Subsequently, he moved on to Calvary Hospital for advanced cancer patients in the Bronx, where he has held numerous positions, including chief of medicine and medical director. In 1994, he became director of the Palliative Care Institute at Calvary, serving until he retired from that position. Palliative care was Dr. Cimino’s focus for many years. He not only cared for terminally ill cancer patients, but also lectured and wrote extensively on the subject, emphasizing nutrition, pain management, comfort care, and ethical issues.

Dr. Cimino has received numerous awards and honors, including the American Cancer Society’s Hope Award and the American College of Physicians’ Ralph Claypoole Sr. Memorial Award for Devotion of a Career in Internal Medicine to the Care of Patients. He also received two Laureate Awards from the American College of Physicians and is an Alpha Omega Alpha honorary faculty member.

In addition to his many years as a practicing physician, Dr. Cimino has taught medical students for more than five decades. He has been a clinical professor of medicine at New York Medical College since 1980. He is an honorary member of the American Dietetic Association for establishing and teaching a course in medical nutrition at New York University Graduate School for more than 20 years. Renal nutrition was an important part of the curriculum.

The American Society of Nephrology is pleased to present the Belding H. Scribner award to Dr. Cimino during Sunday’s plenary session, which begins at 8:30 a.m., directly following ASN’s Business Meeting.

Belding H. Scribner


Belding H. Scribner, MD, developed the arteriovenous shunt, which made possible long-term hemodialysis for chronic renal failure.

Dr. Scribner served as head of the University of Washington’s Division of Nephrology in the Department of Medicine from 1958 to 1982. He and his co-workers at the Seattle university made numerous contributions to helping patients with end stage renal disease, including establishing the world’s first out-of-hospital dialysis unit, developing a home hemodialysis program, improving techniques and equipment for hemodialysis and peritoneal dialysis, and studying the adequacy and complications of chronic renal disease treated by dialysis.
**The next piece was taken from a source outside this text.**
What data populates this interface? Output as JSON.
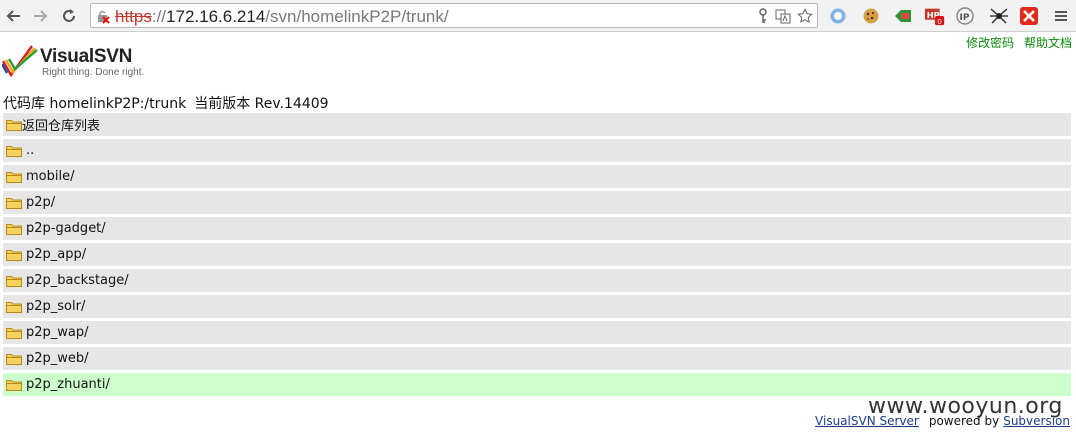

Dr. Scribner’s work made a significant contribution to transforming nephrology into a major subspecialty of internal medicine.